USS Cahaba (AO-82)
|Stern view, just prior to conversion|
Stern view, just prior to conversion
|Builder:||Marinship, Sausalito, California|
|Launched:||19 May 1943|
|Commissioned:||14 January 1944|
|Decommissioned:||15 May 1946|
|Acquired:||5 March 1948|
|In service:||8 May 1949, as USNS Cahaba (T-AO-82)|
|Out of service:||19 June 1956|
|8 battle stars (World War II)|
Acquired by the US Army, 11 May 1966|
Returned to the Maritime Administration, 30 August 1971
Sold for scrapping, 30 August 1971
5,782 long tons (5,875 t) light|
21,880 long tons (22,231 t) full
|Length:||523 ft 6 in (159.56 m)|
|Beam:||68 ft (21 m)|
|Draft:||30 ft 10 in (9.40 m)|
|Propulsion:||Turbo-electric, single screw, 8,000 shp (5,966 kW)|
|Speed:||15 knots (28 km/h; 17 mph)|
• 1 × 5"/38 caliber dual purpose gun|
• 4 × 3"/50 caliber guns
• 4 × twin 40 mm guns
• 4 × twin 20 mm guns
USS Cahaba (AO-82) was a Escambia-class oiler acquired by the United States Navy for use during World War II. She had the dangerous but necessary task of providing fuel to vessels in combat and non-combat areas primarily in the Pacific Ocean.

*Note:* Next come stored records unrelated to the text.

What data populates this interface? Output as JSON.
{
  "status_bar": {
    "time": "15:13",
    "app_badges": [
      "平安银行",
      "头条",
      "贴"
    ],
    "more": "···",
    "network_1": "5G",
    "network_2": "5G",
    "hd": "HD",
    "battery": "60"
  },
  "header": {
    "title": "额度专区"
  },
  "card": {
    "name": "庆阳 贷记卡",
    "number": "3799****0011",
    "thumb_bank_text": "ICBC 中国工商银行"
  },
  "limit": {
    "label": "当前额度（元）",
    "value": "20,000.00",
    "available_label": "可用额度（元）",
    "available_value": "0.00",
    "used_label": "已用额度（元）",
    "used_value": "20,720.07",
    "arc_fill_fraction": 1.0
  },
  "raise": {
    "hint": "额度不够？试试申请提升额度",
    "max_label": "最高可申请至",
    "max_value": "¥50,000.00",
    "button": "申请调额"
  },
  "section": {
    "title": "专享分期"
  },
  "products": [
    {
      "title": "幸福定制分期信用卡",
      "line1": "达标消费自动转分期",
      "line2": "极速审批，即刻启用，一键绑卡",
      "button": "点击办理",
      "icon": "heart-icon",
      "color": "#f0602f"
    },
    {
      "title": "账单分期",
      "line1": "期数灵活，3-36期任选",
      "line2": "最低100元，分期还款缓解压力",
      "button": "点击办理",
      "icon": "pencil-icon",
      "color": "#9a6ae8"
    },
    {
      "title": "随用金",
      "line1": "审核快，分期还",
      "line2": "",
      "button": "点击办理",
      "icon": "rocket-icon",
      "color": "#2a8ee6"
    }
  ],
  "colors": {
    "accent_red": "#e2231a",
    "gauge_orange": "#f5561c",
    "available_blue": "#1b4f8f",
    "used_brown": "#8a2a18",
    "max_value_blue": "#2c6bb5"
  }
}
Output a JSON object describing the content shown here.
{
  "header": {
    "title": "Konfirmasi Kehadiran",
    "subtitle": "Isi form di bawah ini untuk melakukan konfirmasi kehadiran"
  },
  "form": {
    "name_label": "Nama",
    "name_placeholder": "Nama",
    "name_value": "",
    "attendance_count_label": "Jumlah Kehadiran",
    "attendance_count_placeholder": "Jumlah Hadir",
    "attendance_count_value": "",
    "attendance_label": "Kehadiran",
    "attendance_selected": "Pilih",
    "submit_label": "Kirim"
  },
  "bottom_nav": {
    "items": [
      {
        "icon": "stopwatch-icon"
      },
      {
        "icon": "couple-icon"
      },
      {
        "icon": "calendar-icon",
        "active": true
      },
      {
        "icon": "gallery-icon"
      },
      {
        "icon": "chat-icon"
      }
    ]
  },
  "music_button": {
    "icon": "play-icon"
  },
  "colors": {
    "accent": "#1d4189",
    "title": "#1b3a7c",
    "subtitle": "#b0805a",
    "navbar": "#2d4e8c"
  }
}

For her brave efforts, she received eight battle stars during the war.
Cahaba, a T2-SE-A2 tanker hull, was launched on 19 May 1943 as Lackawapen (later changed to Lackawaxen) by Marinship Corp., Sausalito, California, under a Maritime Commission contract (MC hull 1261), sponsored by Mrs. B. Bloomquist. Transferred to the Navy on 15 August 1943 and commissioned on 14 January 1944, Commander E. H. Danesi, USNR, in command, and reported to the Pacific Fleet.
World War II Pacific Theatre operations
Cahaba cleared San Pedro, California, on 11 February 1944 for Pearl Harbor and Majuro, arriving on 1 April. After two weeks as station oiler there, she put to sea to fuel task force TF 58 from 13 April to 2 May, as the massive task force hurled air attacks against the Palaus, Truk, and Hollandia. Returning to Majuro, the oiler based there for two fueling runs to Kwajalein and one refueling voyage to Pearl Harbor between 3 May and 13 June.
With the development of the Marianas operation, Cahaba's base became Eniwetok from 28 June, as she fueled 5th Fleet ships for their strikes on Guam, Saipan, and Tinian. As the fleet she served moved westward, Cahaba followed, serving as station oiler at Ulithi from 13 October to 27 December, along with refueling 3rd Fleet units at sea from 14 to 30 October. Supporting the Lingayen Gulf Covering Force, the oiler took station in Kossol Roads from 28 December 1944 to 26 January 1945, then returned to Ulithi. She contributed to the successful assault on Iwo Jima by fueling TF 58 ships at sea from 23 February to 4 March.
Following a much-needed overhaul, Cahaba sailed from San Pedro, California, to the kamikaze-ridden waters off Okinawa, delivering oil to the station tanker at Kerama Retto late in June 1945. Through the close of the war, she sailed out of Ulithi refueling the 3rd Fleet at sea as it carried out its final smashing raids on the Japanese homeland. Clearing Ulithi on 3 September, the oiler paused at Okinawa, then sailed on to Shanghai to aid in the reoccupation by Chinese Nationalists of areas held by the Japanese during the war. Occupation duty at Okinawa, Formosa, Hong Kong, and Amoy continued until 16 March 1946, when she cleared for the Panama Canal and New York City, arriving on 28 April. Cahaba was decommissioned on 15 May 1946, and transferred to the Maritime Commission on 8 May 1947.
Transferred to MSTS operations
Reacquired in March 1948 and transferred to the Military Sea Transportation Service on 31 July 1950, Cahaba served in a noncommissioned status until 20 January 1958 when she was returned to the Maritime Administration.
Transferred to the U.S. Army
Cahaba was acquired by the United States Army in 1966 and converted to a floating power station for Vietnam service at Bender Shipbuilding and Repair Co., Mobile, Alabama.
She was struck from the Navy List at an unknown date. Subsequently, she was scrapped in 1971.
Cahaba received eight battle stars for World War II service.
This article includes text from the public domain Dictionary of American Naval Fighting Ships. The entry can be found here.
- Photo gallery of USS Cahaba (AO-82) at NavSource Naval History